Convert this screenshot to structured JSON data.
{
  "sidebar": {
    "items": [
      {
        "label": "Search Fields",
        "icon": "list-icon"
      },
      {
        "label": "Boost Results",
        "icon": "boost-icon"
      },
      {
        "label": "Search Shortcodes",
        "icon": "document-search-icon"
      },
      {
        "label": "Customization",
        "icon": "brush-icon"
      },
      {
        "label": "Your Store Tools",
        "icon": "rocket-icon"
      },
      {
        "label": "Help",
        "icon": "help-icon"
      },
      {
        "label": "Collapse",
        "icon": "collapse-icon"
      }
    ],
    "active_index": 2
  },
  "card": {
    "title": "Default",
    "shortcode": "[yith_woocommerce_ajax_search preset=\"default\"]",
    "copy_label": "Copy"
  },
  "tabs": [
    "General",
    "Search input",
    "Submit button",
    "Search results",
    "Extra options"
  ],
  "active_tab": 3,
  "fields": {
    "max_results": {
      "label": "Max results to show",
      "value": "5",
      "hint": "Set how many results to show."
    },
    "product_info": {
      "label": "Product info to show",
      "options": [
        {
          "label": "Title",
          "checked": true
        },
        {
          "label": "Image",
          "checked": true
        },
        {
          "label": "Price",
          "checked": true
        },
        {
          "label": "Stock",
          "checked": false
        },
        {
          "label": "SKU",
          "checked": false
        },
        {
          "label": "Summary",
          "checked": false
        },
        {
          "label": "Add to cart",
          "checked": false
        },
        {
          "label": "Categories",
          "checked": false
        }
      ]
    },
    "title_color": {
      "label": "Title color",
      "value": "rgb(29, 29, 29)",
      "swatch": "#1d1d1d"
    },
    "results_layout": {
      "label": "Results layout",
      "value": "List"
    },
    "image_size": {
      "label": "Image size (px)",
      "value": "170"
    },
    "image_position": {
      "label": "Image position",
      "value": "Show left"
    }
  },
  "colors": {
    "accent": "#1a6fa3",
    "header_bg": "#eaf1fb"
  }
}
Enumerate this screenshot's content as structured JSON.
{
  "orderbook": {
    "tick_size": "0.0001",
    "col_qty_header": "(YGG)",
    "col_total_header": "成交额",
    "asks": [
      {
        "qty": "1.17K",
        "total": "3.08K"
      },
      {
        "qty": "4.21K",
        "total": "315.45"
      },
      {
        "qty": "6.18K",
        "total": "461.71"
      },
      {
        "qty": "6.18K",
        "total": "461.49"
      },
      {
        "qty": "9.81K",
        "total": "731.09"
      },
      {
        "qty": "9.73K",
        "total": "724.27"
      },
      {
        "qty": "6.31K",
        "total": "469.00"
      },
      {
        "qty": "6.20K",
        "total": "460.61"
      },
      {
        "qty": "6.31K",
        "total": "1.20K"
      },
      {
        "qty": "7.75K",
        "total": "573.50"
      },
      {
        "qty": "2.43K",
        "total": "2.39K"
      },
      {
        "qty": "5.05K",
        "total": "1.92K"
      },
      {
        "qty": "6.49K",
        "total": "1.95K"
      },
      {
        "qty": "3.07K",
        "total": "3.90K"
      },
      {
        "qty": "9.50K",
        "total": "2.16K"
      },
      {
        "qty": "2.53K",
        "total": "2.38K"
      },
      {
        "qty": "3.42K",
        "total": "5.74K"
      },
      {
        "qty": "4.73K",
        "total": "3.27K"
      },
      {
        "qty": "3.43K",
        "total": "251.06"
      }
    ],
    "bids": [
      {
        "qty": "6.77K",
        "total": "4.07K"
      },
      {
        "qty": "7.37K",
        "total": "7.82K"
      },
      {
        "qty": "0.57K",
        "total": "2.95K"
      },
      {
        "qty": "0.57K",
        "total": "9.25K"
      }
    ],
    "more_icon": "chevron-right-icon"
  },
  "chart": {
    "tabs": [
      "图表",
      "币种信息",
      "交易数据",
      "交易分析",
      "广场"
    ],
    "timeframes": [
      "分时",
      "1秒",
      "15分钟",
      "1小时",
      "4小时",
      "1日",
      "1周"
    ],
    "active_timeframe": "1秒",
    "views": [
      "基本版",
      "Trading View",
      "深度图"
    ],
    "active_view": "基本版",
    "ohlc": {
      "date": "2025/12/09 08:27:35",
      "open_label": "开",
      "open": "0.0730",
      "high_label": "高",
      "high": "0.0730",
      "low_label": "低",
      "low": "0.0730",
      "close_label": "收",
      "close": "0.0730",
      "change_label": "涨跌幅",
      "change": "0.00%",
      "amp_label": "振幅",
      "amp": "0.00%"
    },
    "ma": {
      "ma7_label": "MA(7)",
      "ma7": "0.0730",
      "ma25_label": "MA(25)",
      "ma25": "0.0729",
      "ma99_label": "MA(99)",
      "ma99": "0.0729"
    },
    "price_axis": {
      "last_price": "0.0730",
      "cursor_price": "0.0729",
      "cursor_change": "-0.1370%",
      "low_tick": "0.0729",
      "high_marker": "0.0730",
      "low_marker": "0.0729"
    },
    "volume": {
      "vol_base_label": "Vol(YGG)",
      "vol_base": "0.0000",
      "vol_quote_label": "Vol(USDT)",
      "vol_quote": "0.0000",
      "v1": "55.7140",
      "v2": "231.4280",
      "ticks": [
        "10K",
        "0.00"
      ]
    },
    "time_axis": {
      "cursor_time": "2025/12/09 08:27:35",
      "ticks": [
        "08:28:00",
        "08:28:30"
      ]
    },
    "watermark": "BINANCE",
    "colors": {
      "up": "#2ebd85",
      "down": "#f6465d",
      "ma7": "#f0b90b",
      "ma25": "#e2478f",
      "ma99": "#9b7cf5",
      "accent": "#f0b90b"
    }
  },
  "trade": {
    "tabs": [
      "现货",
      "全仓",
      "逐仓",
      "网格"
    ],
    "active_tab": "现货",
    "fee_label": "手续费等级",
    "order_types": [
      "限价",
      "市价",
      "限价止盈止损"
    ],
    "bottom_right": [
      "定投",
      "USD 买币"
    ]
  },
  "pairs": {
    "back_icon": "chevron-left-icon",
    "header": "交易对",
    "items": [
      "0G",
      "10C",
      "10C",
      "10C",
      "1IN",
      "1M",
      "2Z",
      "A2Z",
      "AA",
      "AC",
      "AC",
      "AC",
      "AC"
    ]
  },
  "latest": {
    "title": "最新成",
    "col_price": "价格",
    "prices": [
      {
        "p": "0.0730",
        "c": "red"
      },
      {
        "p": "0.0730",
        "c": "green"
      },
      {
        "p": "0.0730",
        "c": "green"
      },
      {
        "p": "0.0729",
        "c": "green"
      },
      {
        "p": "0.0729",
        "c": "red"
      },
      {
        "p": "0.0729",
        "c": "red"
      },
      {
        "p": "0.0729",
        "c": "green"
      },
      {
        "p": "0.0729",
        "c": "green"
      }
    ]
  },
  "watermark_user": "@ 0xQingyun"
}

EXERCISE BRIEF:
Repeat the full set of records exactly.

TASK ANSWER:
Convert this screenshot to structured JSON data.
{
  "sidebar": {
    "items": [
      {
        "label": "Search Fields",
        "icon": "list-icon"
      },
      {
        "label": "Boost Results",
        "icon": "boost-icon"
      },
      {
        "label": "Search Shortcodes",
        "icon": "document-search-icon"
      },
      {
        "label": "Customization",
        "icon": "brush-icon"
      },
      {
        "label": "Your Store Tools",
        "icon": "rocket-icon"
      },
      {
        "label": "Help",
        "icon": "help-icon"
      },
      {
        "label": "Collapse",
        "icon": "collapse-icon"
      }
    ],
    "active_index": 2
  },
  "card": {
    "title": "Default",
    "shortcode": "[yith_woocommerce_ajax_search preset=\"default\"]",
    "copy_label": "Copy"
  },
  "tabs": [
    "General",
    "Search input",
    "Submit button",
    "Search results",
    "Extra options"
  ],
  "active_tab": 3,
  "fields": {
    "max_results": {
      "label": "Max results to show",
      "value": "5",
      "hint": "Set how many results to show."
    },
    "product_info": {
      "label": "Product info to show",
      "options": [
        {
          "label": "Title",
          "checked": true
        },
        {
          "label": "Image",
          "checked": true
        },
        {
          "label": "Price",
          "checked": true
        },
        {
          "label": "Stock",
          "checked": false
        },
        {
          "label": "SKU",
          "checked": false
        },
        {
          "label": "Summary",
          "checked": false
        },
        {
          "label": "Add to cart",
          "checked": false
        },
        {
          "label": "Categories",
          "checked": false
        }
      ]
    },
    "title_color": {
      "label": "Title color",
      "value": "rgb(29, 29, 29)",
      "swatch": "#1d1d1d"
    },
    "results_layout": {
      "label": "Results layout",
      "value": "List"
    },
    "image_size": {
      "label": "Image size (px)",
      "value": "170"
    },
    "image_position": {
      "label": "Image position",
      "value": "Show left"
    }
  },
  "colors": {
    "accent": "#1a6fa3",
    "header_bg": "#eaf1fb"
  }
}
Enumerate this screenshot's content as structured JSON.
{
  "orderbook": {
    "tick_size": "0.0001",
    "col_qty_header": "(YGG)",
    "col_total_header": "成交额",
    "asks": [
      {
        "qty": "1.17K",
        "total": "3.08K"
      },
      {
        "qty": "4.21K",
        "total": "315.45"
      },
      {
        "qty": "6.18K",
        "total": "461.71"
      },
      {
        "qty": "6.18K",
        "total": "461.49"
      },
      {
        "qty": "9.81K",
        "total": "731.09"
      },
      {
        "qty": "9.73K",
        "total": "724.27"
      },
      {
        "qty": "6.31K",
        "total": "469.00"
      },
      {
        "qty": "6.20K",
        "total": "460.61"
      },
      {
        "qty": "6.31K",
        "total": "1.20K"
      },
      {
        "qty": "7.75K",
        "total": "573.50"
      },
      {
        "qty": "2.43K",
        "total": "2.39K"
      },
      {
        "qty": "5.05K",
        "total": "1.92K"
      },
      {
        "qty": "6.49K",
        "total": "1.95K"
      },
      {
        "qty": "3.07K",
        "total": "3.90K"
      },
      {
        "qty": "9.50K",
        "total": "2.16K"
      },
      {
        "qty": "2.53K",
        "total": "2.38K"
      },
      {
        "qty": "3.42K",
        "total": "5.74K"
      },
      {
        "qty": "4.73K",
        "total": "3.27K"
      },
      {
        "qty": "3.43K",
        "total": "251.06"
      }
    ],
    "bids": [
      {
        "qty": "6.77K",
        "total": "4.07K"
      },
      {
        "qty": "7.37K",
        "total": "7.82K"
      },
      {
        "qty": "0.57K",
        "total": "2.95K"
      },
      {
        "qty": "0.57K",
        "total": "9.25K"
      }
    ],
    "more_icon": "chevron-right-icon"
  },
  "chart": {
    "tabs": [
      "图表",
      "币种信息",
      "交易数据",
      "交易分析",
      "广场"
    ],
    "timeframes": [
      "分时",
      "1秒",
      "15分钟",
      "1小时",
      "4小时",
      "1日",
      "1周"
    ],
    "active_timeframe": "1秒",
    "views": [
      "基本版",
      "Trading View",
      "深度图"
    ],
    "active_view": "基本版",
    "ohlc": {
      "date": "2025/12/09 08:27:35",
      "open_label": "开",
      "open": "0.0730",
      "high_label": "高",
      "high": "0.0730",
      "low_label": "低",
      "low": "0.0730",
      "close_label": "收",
      "close": "0.0730",
      "change_label": "涨跌幅",
      "change": "0.00%",
      "amp_label": "振幅",
      "amp": "0.00%"
    },
    "ma": {
      "ma7_label": "MA(7)",
      "ma7": "0.0730",
      "ma25_label": "MA(25)",
      "ma25": "0.0729",
      "ma99_label": "MA(99)",
      "ma99": "0.0729"
    },
    "price_axis": {
      "last_price": "0.0730",
      "cursor_price": "0.0729",
      "cursor_change": "-0.1370%",
      "low_tick": "0.0729",
      "high_marker": "0.0730",
      "low_marker": "0.0729"
    },
    "volume": {
      "vol_base_label": "Vol(YGG)",
      "vol_base": "0.0000",
      "vol_quote_label": "Vol(USDT)",
      "vol_quote": "0.0000",
      "v1": "55.7140",
      "v2": "231.4280",
      "ticks": [
        "10K",
        "0.00"
      ]
    },
    "time_axis": {
      "cursor_time": "2025/12/09 08:27:35",
      "ticks": [
        "08:28:00",
        "08:28:30"
      ]
    },
    "watermark": "BINANCE",
    "colors": {
      "up": "#2ebd85",
      "down": "#f6465d",
      "ma7": "#f0b90b",
      "ma25": "#e2478f",
      "ma99": "#9b7cf5",
      "accent": "#f0b90b"
    }
  },
  "trade": {
    "tabs": [
      "现货",
      "全仓",
      "逐仓",
      "网格"
    ],
    "active_tab": "现货",
    "fee_label": "手续费等级",
    "order_types": [
      "限价",
      "市价",
      "限价止盈止损"
    ],
    "bottom_right": [
      "定投",
      "USD 买币"
    ]
  },
  "pairs": {
    "back_icon": "chevron-left-icon",
    "header": "交易对",
    "items": [
      "0G",
      "10C",
      "10C",
      "10C",
      "1IN",
      "1M",
      "2Z",
      "A2Z",
      "AA",
      "AC",
      "AC",
      "AC",
      "AC"
    ]
  },
  "latest": {
    "title": "最新成",
    "col_price": "价格",
    "prices": [
      {
        "p": "0.0730",
        "c": "red"
      },
      {
        "p": "0.0730",
        "c": "green"
      },
      {
        "p": "0.0730",
        "c": "green"
      },
      {
        "p": "0.0729",
        "c": "green"
      },
      {
        "p": "0.0729",
        "c": "red"
      },
      {
        "p": "0.0729",
        "c": "red"
      },
      {
        "p": "0.0729",
        "c": "green"
      },
      {
        "p": "0.0729",
        "c": "green"
      }
    ]
  },
  "watermark_user": "@ 0xQingyun"
}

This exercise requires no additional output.